(Dataset rows describing interfaces)
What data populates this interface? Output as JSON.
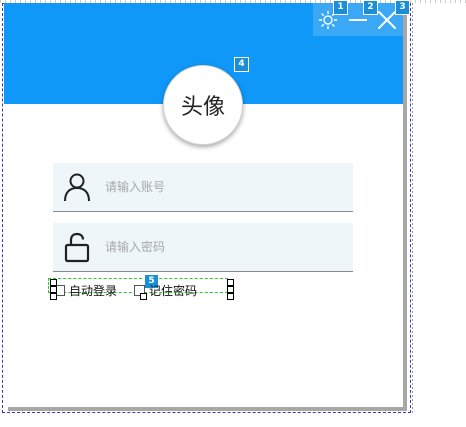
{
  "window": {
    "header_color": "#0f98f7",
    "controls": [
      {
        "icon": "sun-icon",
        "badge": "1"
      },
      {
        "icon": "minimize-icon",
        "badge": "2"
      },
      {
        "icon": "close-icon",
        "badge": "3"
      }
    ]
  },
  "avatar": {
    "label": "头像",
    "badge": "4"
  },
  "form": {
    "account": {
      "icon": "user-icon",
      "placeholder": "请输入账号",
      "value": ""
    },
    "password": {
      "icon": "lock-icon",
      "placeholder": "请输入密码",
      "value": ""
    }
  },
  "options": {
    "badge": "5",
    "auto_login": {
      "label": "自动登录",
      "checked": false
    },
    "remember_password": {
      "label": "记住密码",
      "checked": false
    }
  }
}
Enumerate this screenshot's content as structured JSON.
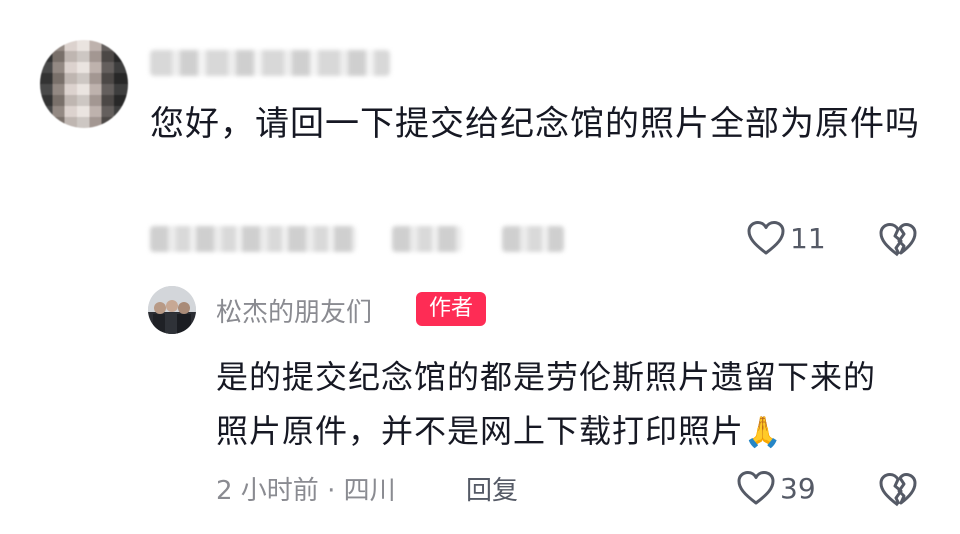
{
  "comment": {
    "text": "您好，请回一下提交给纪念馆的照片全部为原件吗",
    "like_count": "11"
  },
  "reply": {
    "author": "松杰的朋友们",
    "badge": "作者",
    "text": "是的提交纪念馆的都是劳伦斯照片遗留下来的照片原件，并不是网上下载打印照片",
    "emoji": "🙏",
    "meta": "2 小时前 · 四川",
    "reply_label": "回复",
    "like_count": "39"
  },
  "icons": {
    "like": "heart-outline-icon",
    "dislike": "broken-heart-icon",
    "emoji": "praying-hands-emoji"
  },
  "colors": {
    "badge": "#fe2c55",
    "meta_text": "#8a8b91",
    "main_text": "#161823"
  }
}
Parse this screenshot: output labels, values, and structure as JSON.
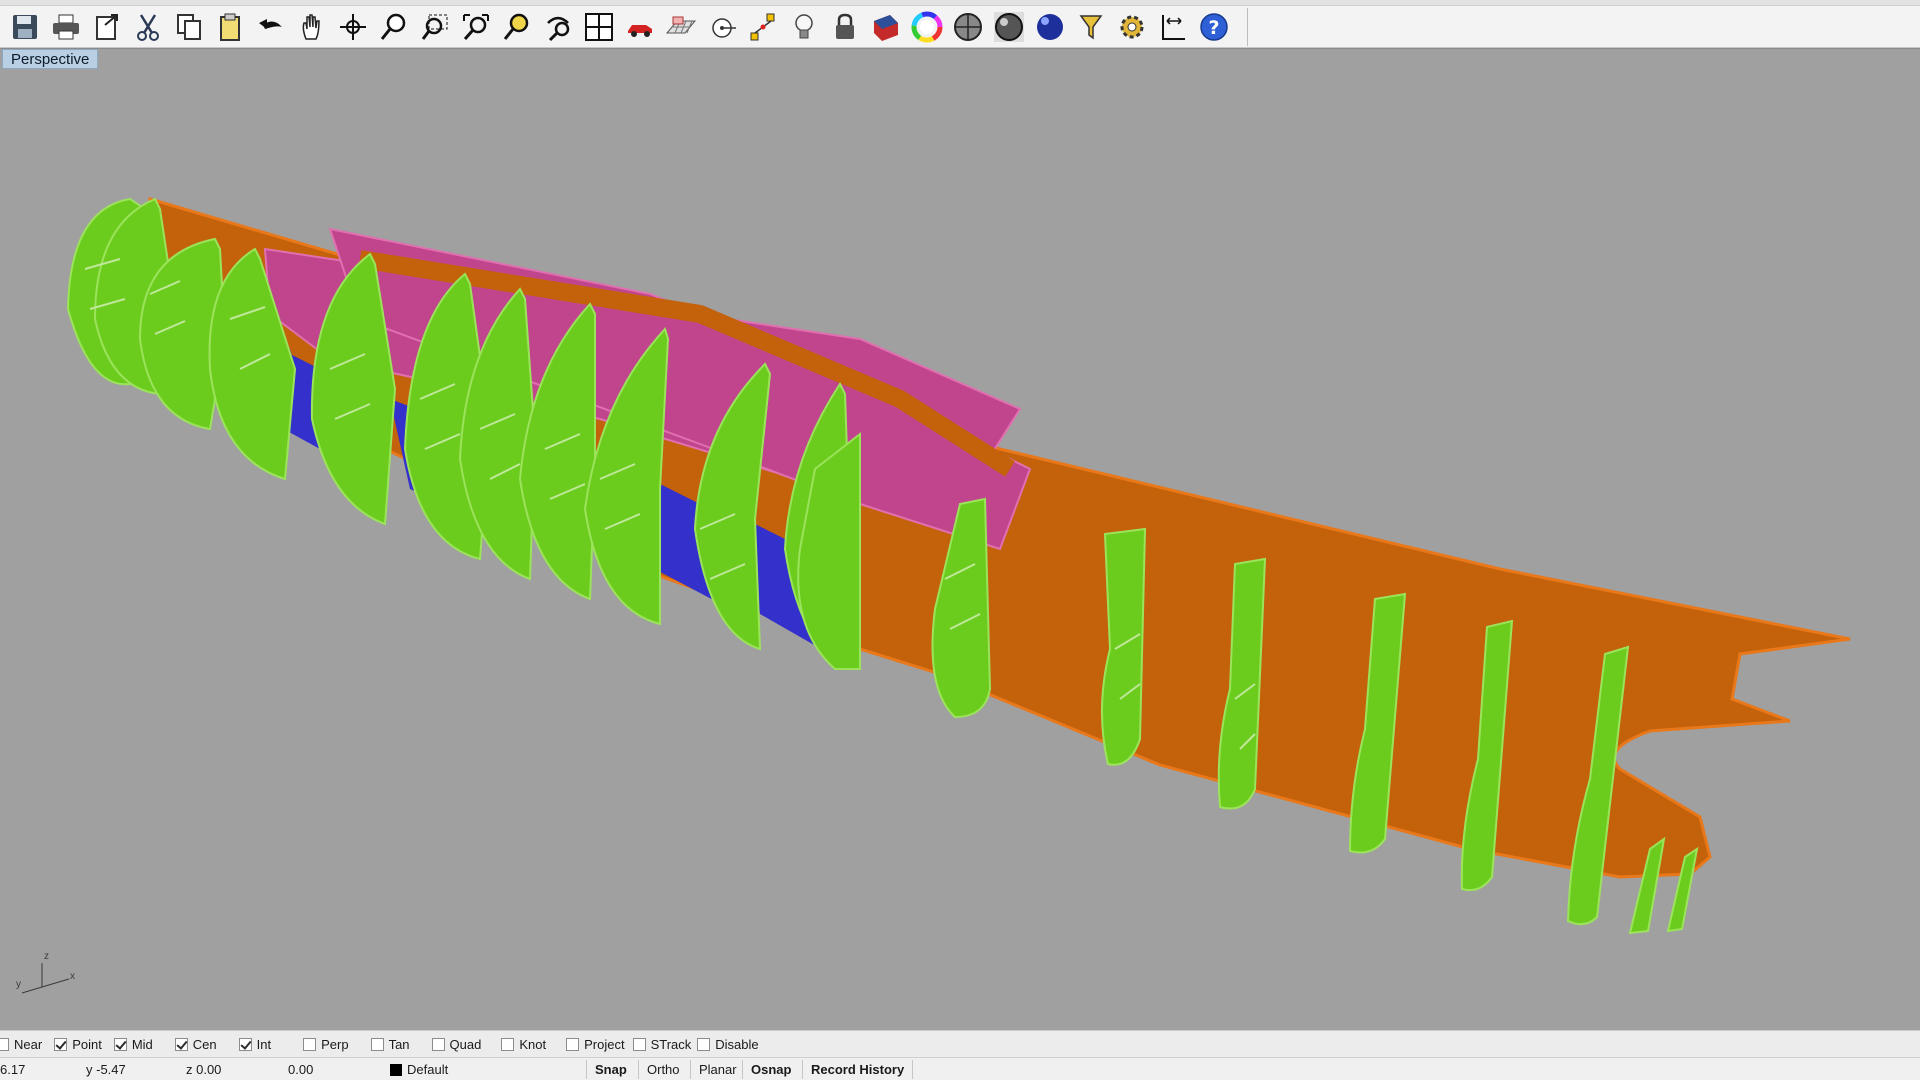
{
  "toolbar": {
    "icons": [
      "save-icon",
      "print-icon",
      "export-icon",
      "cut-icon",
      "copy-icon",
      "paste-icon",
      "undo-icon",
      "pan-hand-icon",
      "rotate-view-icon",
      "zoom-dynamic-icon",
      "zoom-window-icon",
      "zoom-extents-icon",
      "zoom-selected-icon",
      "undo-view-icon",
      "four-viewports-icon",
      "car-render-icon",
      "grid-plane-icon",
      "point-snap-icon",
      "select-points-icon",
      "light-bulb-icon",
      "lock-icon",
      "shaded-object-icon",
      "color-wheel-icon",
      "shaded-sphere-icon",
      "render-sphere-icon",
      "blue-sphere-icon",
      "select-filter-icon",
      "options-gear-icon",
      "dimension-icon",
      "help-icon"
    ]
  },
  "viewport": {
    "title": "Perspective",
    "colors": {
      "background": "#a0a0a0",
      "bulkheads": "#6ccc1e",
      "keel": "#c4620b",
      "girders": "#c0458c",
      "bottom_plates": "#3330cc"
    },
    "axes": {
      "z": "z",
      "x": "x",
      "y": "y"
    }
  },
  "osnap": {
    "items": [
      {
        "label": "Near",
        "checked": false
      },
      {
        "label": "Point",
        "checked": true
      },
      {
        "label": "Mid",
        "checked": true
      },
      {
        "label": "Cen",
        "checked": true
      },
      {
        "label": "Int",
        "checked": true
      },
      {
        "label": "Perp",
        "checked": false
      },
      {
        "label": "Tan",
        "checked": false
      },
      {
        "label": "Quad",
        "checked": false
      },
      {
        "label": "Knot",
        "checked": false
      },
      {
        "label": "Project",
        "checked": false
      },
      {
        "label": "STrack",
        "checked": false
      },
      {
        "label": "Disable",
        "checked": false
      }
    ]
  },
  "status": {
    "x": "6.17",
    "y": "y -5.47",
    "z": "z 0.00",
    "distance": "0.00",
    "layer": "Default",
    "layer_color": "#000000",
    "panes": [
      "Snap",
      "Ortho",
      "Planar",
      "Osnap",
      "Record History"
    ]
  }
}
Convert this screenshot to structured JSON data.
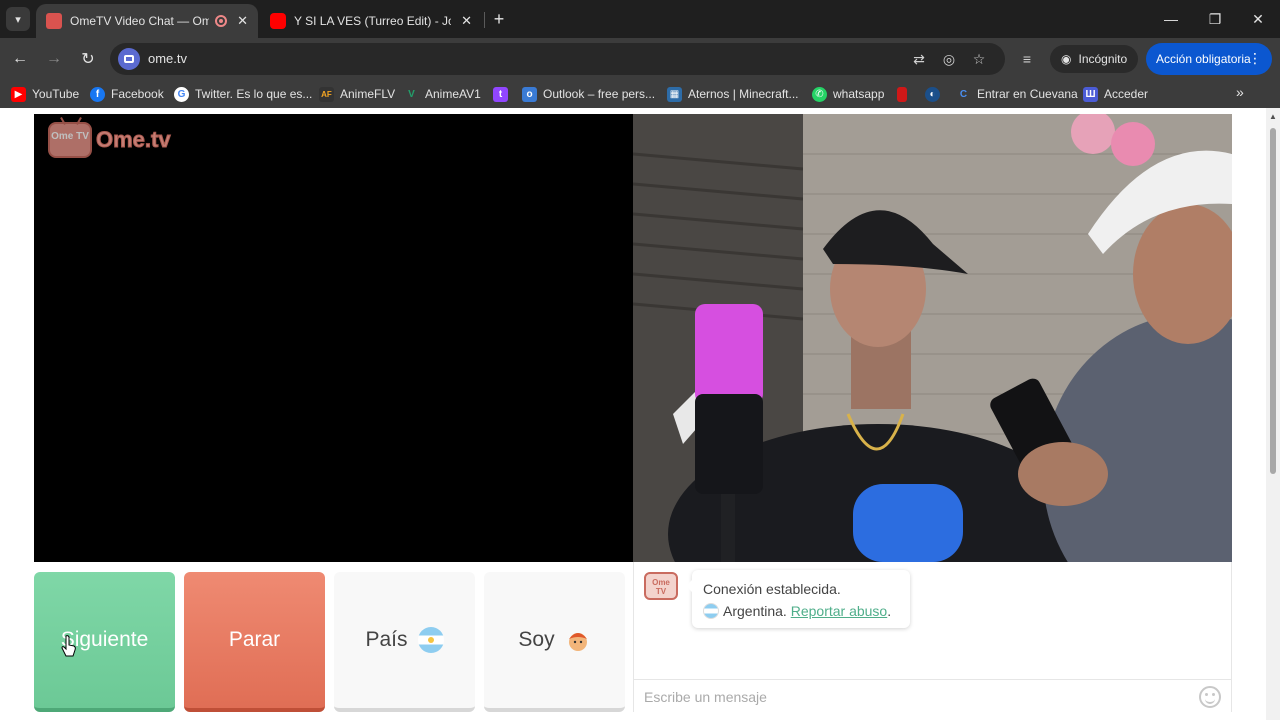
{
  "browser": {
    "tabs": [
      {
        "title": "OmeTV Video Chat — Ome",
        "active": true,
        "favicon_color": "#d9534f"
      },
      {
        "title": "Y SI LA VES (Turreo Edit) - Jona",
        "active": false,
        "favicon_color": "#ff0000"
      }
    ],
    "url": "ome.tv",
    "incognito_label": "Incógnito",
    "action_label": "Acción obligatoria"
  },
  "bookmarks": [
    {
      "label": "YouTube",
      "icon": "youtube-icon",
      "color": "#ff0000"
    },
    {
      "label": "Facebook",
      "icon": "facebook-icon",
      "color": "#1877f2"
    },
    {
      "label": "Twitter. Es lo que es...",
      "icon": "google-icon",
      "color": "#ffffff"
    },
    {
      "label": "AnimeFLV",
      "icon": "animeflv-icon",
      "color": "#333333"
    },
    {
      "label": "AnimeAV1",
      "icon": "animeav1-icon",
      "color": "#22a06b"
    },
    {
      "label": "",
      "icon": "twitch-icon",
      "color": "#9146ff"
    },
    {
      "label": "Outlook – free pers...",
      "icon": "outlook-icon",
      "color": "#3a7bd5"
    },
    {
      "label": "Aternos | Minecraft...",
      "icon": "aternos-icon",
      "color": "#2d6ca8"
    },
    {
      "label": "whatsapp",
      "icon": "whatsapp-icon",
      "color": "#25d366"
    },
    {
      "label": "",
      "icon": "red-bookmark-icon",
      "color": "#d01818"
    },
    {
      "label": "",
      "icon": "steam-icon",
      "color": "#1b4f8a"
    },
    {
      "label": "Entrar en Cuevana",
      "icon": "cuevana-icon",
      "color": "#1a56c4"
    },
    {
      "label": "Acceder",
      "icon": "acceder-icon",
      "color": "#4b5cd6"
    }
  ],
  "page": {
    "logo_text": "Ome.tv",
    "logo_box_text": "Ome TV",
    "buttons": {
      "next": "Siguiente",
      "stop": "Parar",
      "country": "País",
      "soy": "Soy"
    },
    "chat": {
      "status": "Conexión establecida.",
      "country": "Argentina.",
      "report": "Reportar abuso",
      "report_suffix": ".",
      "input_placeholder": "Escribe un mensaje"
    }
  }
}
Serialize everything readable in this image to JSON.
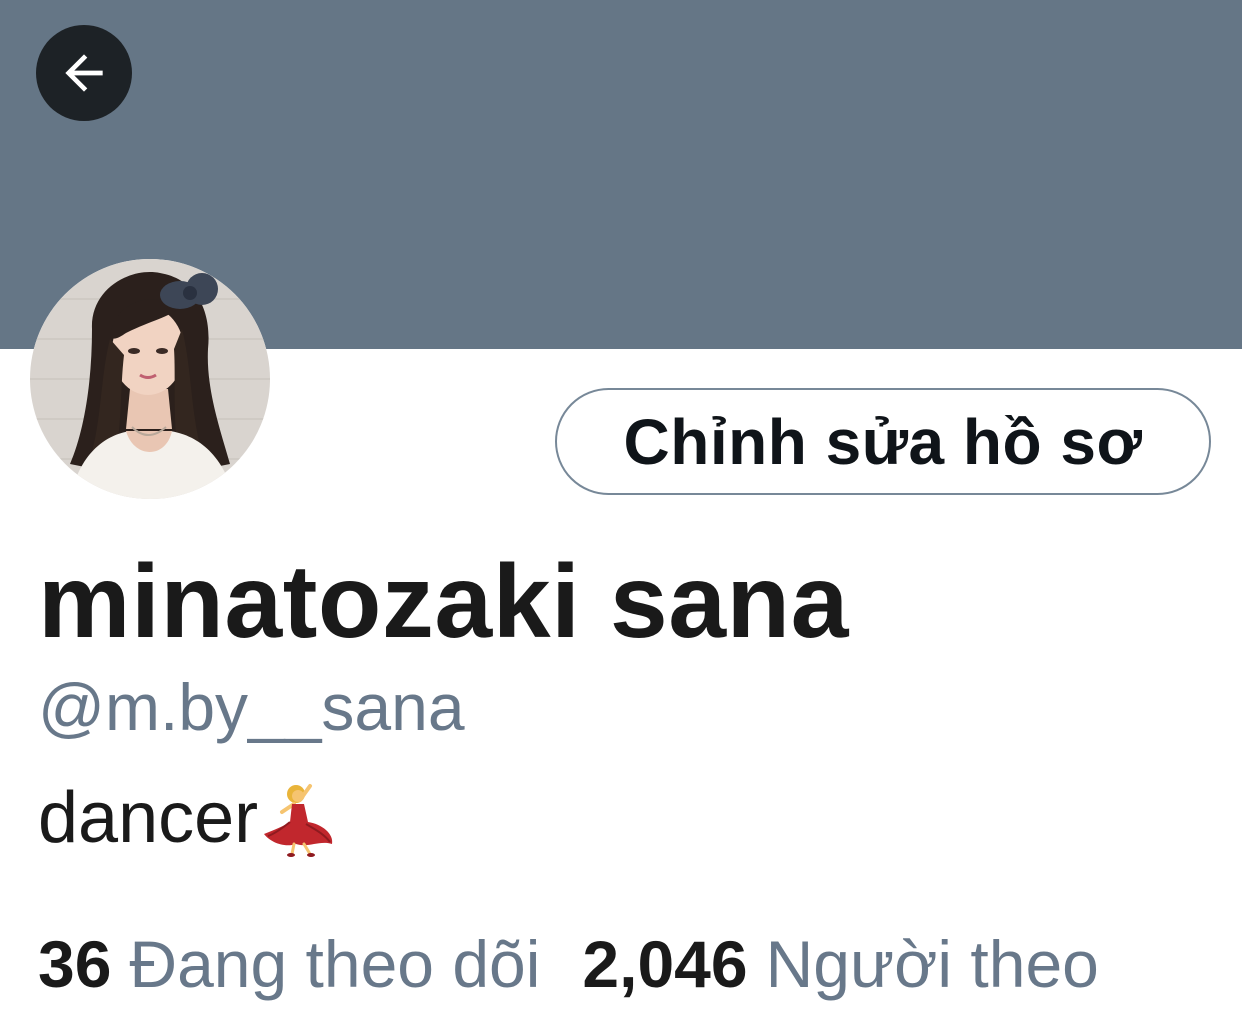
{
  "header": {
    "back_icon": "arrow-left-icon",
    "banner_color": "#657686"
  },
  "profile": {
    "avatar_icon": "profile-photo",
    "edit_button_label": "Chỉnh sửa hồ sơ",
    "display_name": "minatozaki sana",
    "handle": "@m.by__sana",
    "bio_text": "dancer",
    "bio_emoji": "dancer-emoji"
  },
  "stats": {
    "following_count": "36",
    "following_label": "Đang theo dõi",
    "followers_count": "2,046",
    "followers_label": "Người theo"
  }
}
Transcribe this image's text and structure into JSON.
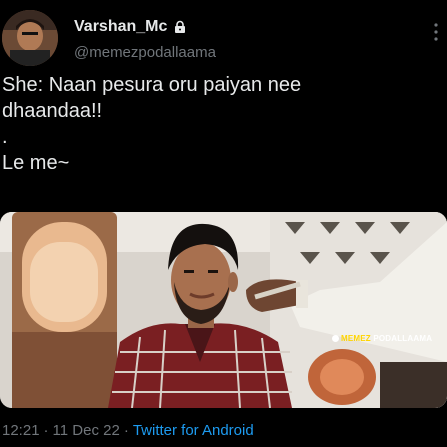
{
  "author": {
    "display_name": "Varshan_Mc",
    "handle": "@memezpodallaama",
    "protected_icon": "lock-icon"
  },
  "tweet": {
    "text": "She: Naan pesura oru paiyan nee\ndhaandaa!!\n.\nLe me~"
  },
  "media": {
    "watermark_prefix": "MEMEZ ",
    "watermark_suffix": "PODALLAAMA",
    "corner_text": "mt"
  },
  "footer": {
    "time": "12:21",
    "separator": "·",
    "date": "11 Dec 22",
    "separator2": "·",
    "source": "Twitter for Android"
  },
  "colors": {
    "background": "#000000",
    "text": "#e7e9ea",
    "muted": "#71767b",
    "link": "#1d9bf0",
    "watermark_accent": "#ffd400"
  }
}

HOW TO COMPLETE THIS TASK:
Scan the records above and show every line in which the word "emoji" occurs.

SOLUTION TO THE PROBLEM:
    "emoji": "🙏",
    "emoji": "praying-hands-emoji"
    "bio_emoji": "dancer-emoji"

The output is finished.